‘There are three ways to say I love you,’ he said, ‘and three ways to say nothing at all.’ I could only ever find one. I guess that was the thing that drove us apart. Him and me and the space in-between my hips where nothing ever grew. There wasn’t enough love for that.
I’m nauseous when I see them, her belly big with it, our love. They wander, aimlessly content through the weekend village, peering at antique spoons, the cute type given as presents to the new children of this world. Blue or pink ribbons, depending. Old fashioned silver. Heirlooms.

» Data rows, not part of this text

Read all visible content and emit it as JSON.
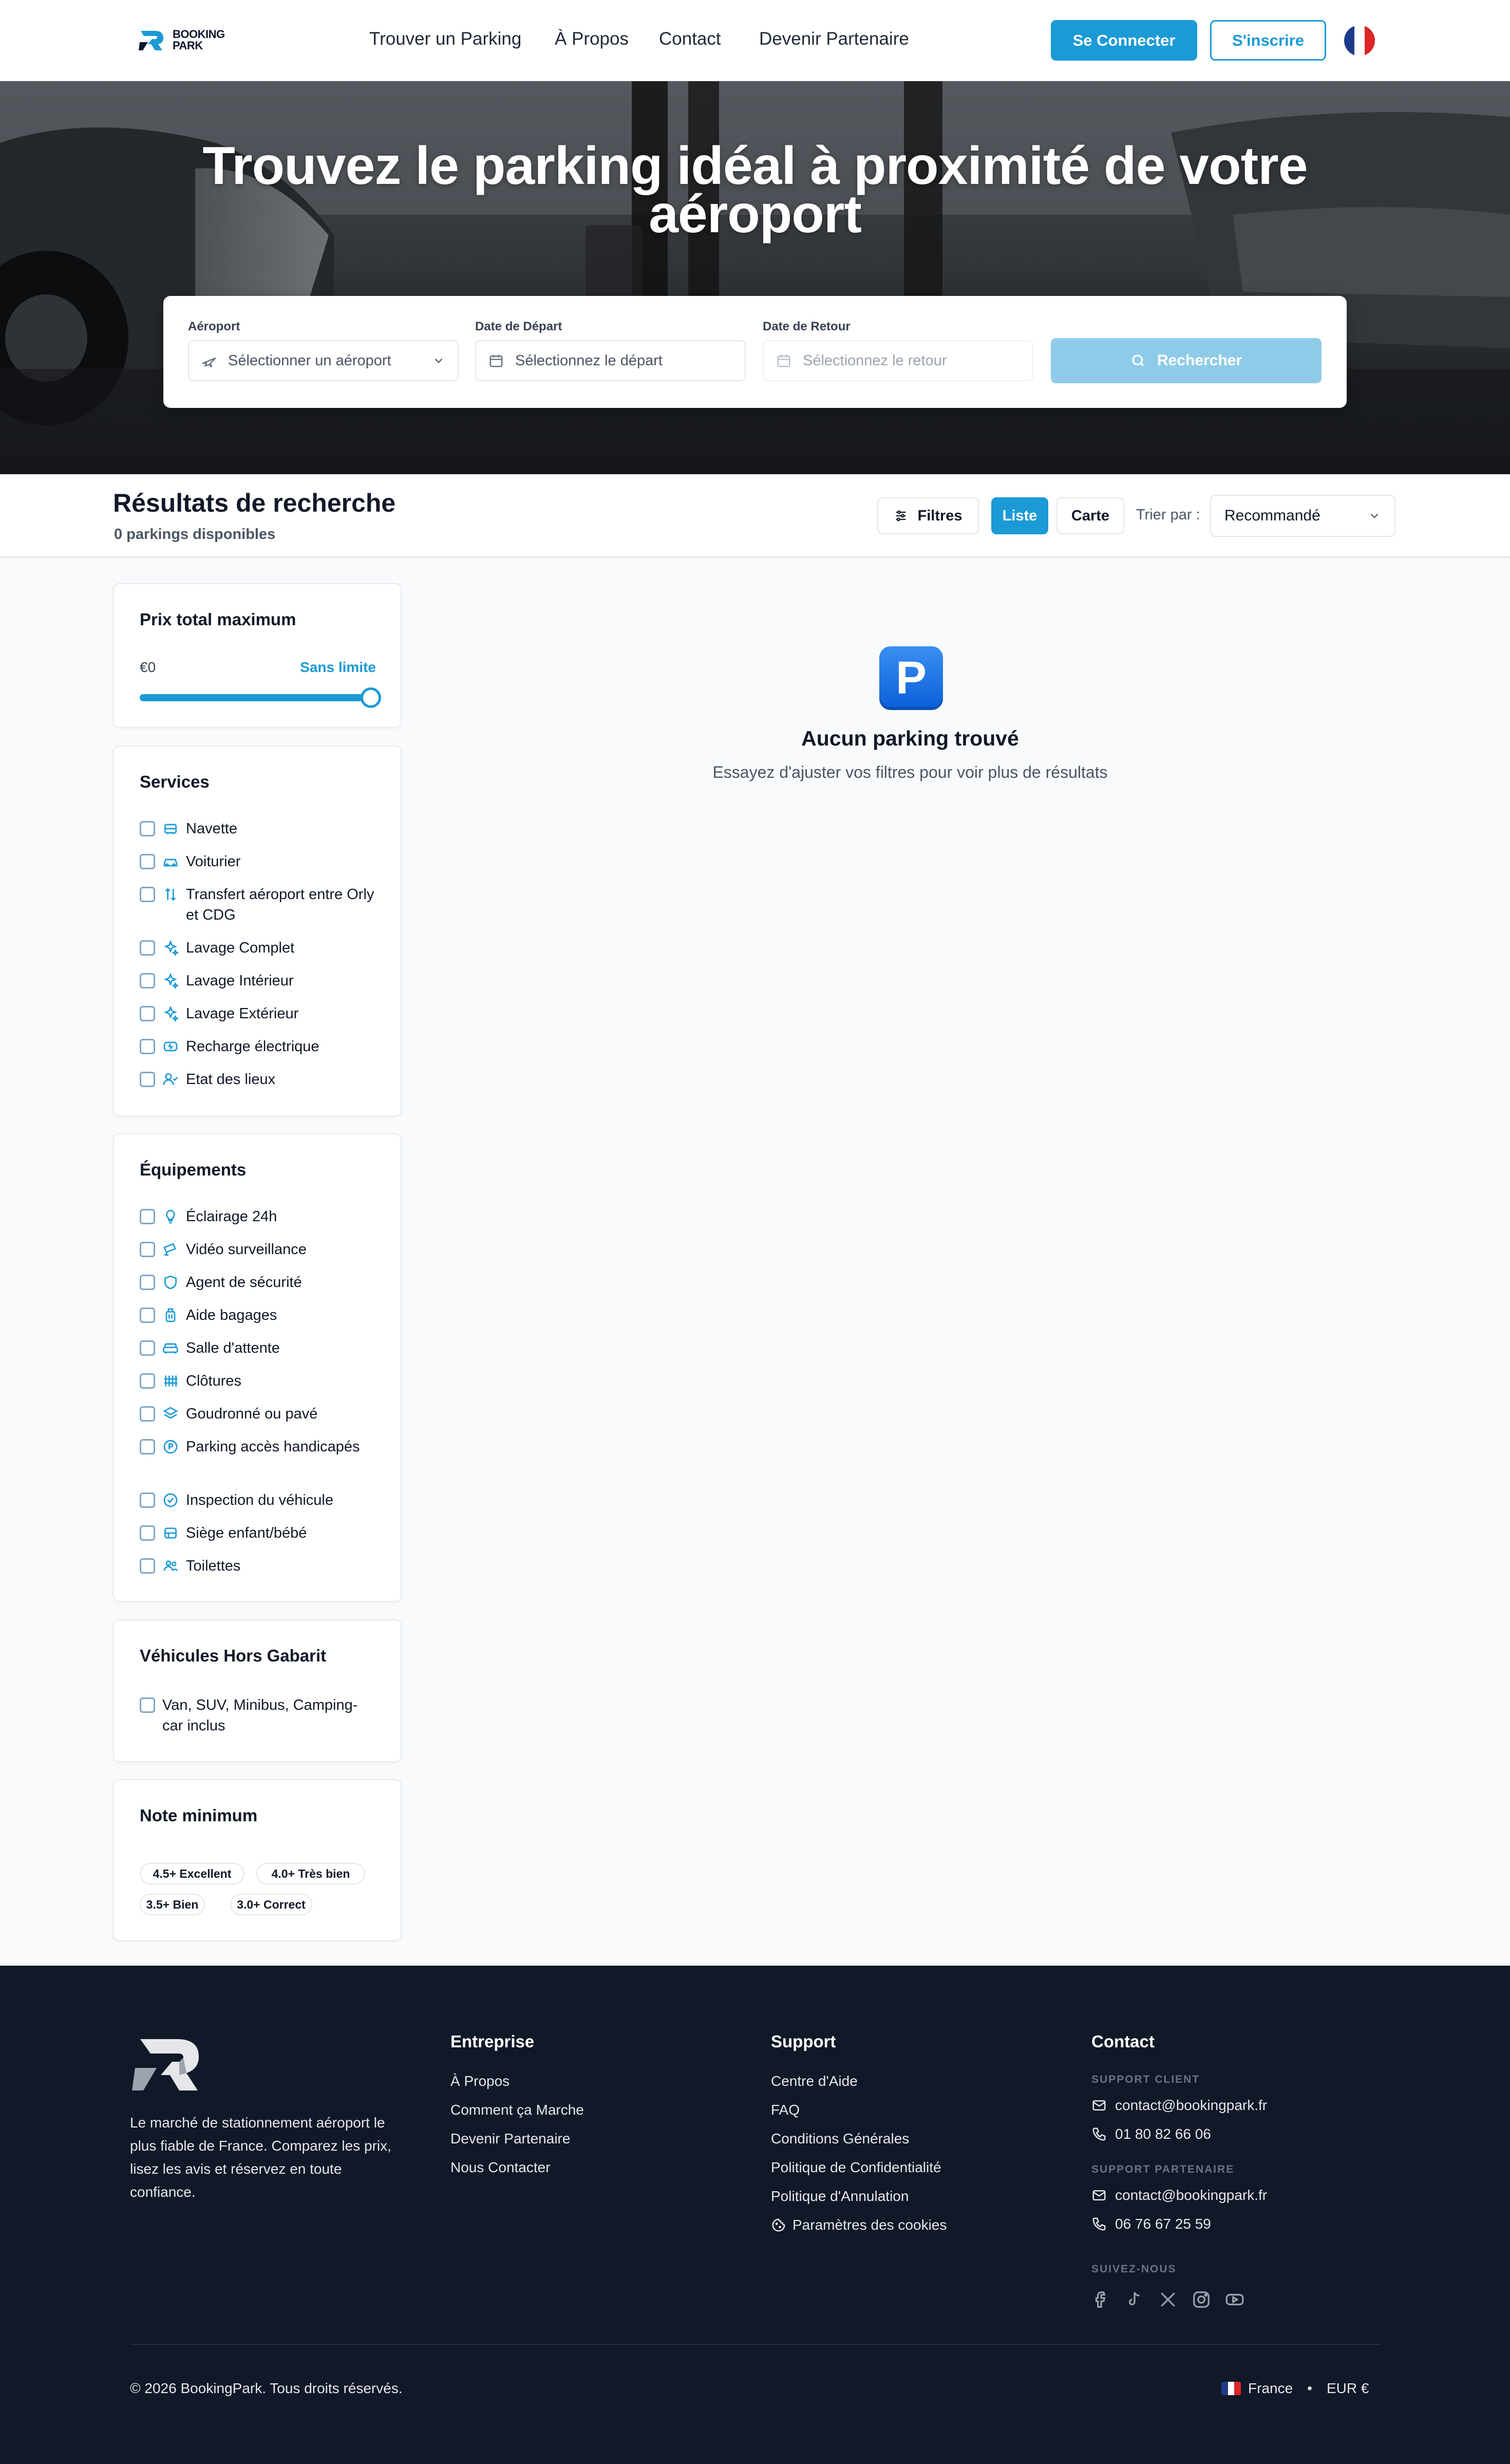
{
  "brand": {
    "logo_text_1": "BOOKING",
    "logo_text_2": "PARK"
  },
  "nav": {
    "items": [
      "Trouver un Parking",
      "À Propos",
      "Contact",
      "Devenir Partenaire"
    ],
    "login": "Se Connecter",
    "signup": "S'inscrire",
    "language_flag": "flag-france-icon"
  },
  "hero": {
    "title_line1": "Trouvez le parking idéal à proximité de votre",
    "title_line2": "aéroport"
  },
  "search": {
    "airport_label": "Aéroport",
    "airport_placeholder": "Sélectionner un aéroport",
    "departure_label": "Date de Départ",
    "departure_placeholder": "Sélectionnez le départ",
    "return_label": "Date de Retour",
    "return_placeholder": "Sélectionnez le retour",
    "button": "Rechercher"
  },
  "results": {
    "title": "Résultats de recherche",
    "count": "0 parkings disponibles",
    "filters_btn": "Filtres",
    "list_btn": "Liste",
    "map_btn": "Carte",
    "sort_label": "Trier par :",
    "sort_value": "Recommandé"
  },
  "filters": {
    "price": {
      "title": "Prix total maximum",
      "min": "€0",
      "max": "Sans limite",
      "value_fraction": 1.0
    },
    "services": {
      "title": "Services",
      "items": [
        {
          "label": "Navette",
          "icon": "bus-icon"
        },
        {
          "label": "Voiturier",
          "icon": "car-icon"
        },
        {
          "label": "Transfert aéroport entre Orly et CDG",
          "icon": "arrows-updown-icon"
        },
        {
          "label": "Lavage Complet",
          "icon": "sparkles-icon"
        },
        {
          "label": "Lavage Intérieur",
          "icon": "sparkles-icon"
        },
        {
          "label": "Lavage Extérieur",
          "icon": "sparkles-icon"
        },
        {
          "label": "Recharge électrique",
          "icon": "ev-charge-icon"
        },
        {
          "label": "Etat des lieux",
          "icon": "user-check-icon"
        }
      ]
    },
    "equipment": {
      "title": "Équipements",
      "items": [
        {
          "label": "Éclairage 24h",
          "icon": "lightbulb-icon"
        },
        {
          "label": "Vidéo surveillance",
          "icon": "cctv-icon"
        },
        {
          "label": "Agent de sécurité",
          "icon": "shield-icon"
        },
        {
          "label": "Aide bagages",
          "icon": "luggage-icon"
        },
        {
          "label": "Salle d'attente",
          "icon": "sofa-icon"
        },
        {
          "label": "Clôtures",
          "icon": "fence-icon"
        },
        {
          "label": "Goudronné ou pavé",
          "icon": "layers-icon"
        },
        {
          "label": "Parking accès handicapés",
          "icon": "parking-circle-icon"
        },
        {
          "label": "Inspection du véhicule",
          "icon": "check-circle-icon"
        },
        {
          "label": "Siège enfant/bébé",
          "icon": "baby-seat-icon"
        },
        {
          "label": "Toilettes",
          "icon": "users-icon"
        }
      ]
    },
    "oversize": {
      "title": "Véhicules Hors Gabarit",
      "items": [
        {
          "label": "Van, SUV, Minibus, Camping-car inclus"
        }
      ]
    },
    "rating": {
      "title": "Note minimum",
      "options": [
        "4.5+ Excellent",
        "4.0+ Très bien",
        "3.5+ Bien",
        "3.0+ Correct"
      ]
    }
  },
  "empty": {
    "icon": "P",
    "title": "Aucun parking trouvé",
    "subtitle": "Essayez d'ajuster vos filtres pour voir plus de résultats"
  },
  "footer": {
    "description": "Le marché de stationnement aéroport le plus fiable de France. Comparez les prix, lisez les avis et réservez en toute confiance.",
    "company": {
      "title": "Entreprise",
      "links": [
        "À Propos",
        "Comment ça Marche",
        "Devenir Partenaire",
        "Nous Contacter"
      ]
    },
    "support": {
      "title": "Support",
      "links": [
        "Centre d'Aide",
        "FAQ",
        "Conditions Générales",
        "Politique de Confidentialité",
        "Politique d'Annulation",
        "Paramètres des cookies"
      ]
    },
    "contact": {
      "title": "Contact",
      "client_label": "SUPPORT CLIENT",
      "client_email": "contact@bookingpark.fr",
      "client_phone": "01 80 82 66 06",
      "partner_label": "SUPPORT PARTENAIRE",
      "partner_email": "contact@bookingpark.fr",
      "partner_phone": "06 76 67 25 59",
      "social_label": "SUIVEZ-NOUS",
      "social": [
        "facebook-icon",
        "tiktok-icon",
        "x-icon",
        "instagram-icon",
        "youtube-icon"
      ]
    },
    "copyright": "© 2026 BookingPark. Tous droits réservés.",
    "country": "France",
    "currency": "EUR €",
    "separator": "•"
  },
  "colors": {
    "primary": "#1b9ad6",
    "primary_light": "#8fcbe8",
    "footer_bg": "#111827"
  }
}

She sees me staring, nudges him and he shields her, knight-like. He fell in love with her when our baby was the size of a fig. Moved in with her the week I gorged on lemons, making myself sick with their burst of brightness but still I ate on and on. Lemon pie, lemon curd, lemons whole. Juice burning my throat and stinging my eyes. My tears mixing with the tang.
I couldn’t see them for a while after that, but gorged my anger on turnips and squash and brassicas and now she is the size of a honeydew melon, our baby. So the book says anyway; it catalogues the stages like a greengrocer’s shop, the fruit and veg of pregnancy. Last week our baby was as long as a head of romaine lettuce. I washed leaf after leaf in my Belfast sink, patted dry with fuzzy towelling covered in absurdist comedy tomatoes, drizzled fine olive oil over my hands, then massaged the godly scented liquid into its skin. At night I dreamt about my lettuce baby, all green and crinkly, living inside her.
She lifts the melon from my shaking hands and struggles, but gives it to my husband. I haven’t decided what to do when our baby comes out of her womb.
‘The three of us can work it out’, he says. ‘We don’t need lawyers’, he says.
I want to tell them it is the wrong melon. He holds a watermelon that seems to swell oddly in his sweaty hands while he burbles on. Splitting pink ruptures against green grotesquely shiny skin. It protrudes against his flesh. They both stand with bellies now. I touch my flat cold stomach where our honeydew baby should be and she takes my hand and pushes it against her hard warm tummy. My fingers spread like weeds across her frame, unbound by want.
We three stand in silence, while our baby hides from my palm, unmoving under its mother’s pulse. My baby isn’t familiar with my heartbeat, its her rhythm it spins too. I’d never considered that before. She is fragrant, a sweet-scented climbing rose who stole my husband. I cut him away so easily, perhaps I was always ready to let him go.
Melon flesh stains his shirt. Three is too many for this thing that we call love. The baby kicks. Maybe four will work.
Olivia Fitzsimons lives in Greystones, County Wicklow, Ireland. Her flash fiction has appeared or is forthcoming in the Honest Ulsterman, Crannog, Boyne Berries, Cabinet of Heed, Solidalgo, FlashBack Fiction, and Deracine. In 2017 she was short-listed for the Sunday Business Post/Penguin Short Story Prize and long-listed for the Fish Short Story Prize 2018. Her flash piece, ‘We Don’t Understand The Machines We Have Created,’ was short-listed for the Retreat West Flash Fiction Prize in 2017 and will be published in their anthology, Impermanent Facts (Retreat West Books), in September 2018. She was selected as a mentee for WORDS Ireland/Wicklow County Council National Mentoring Programme 2018. Follow her on Twitter: @livdurnin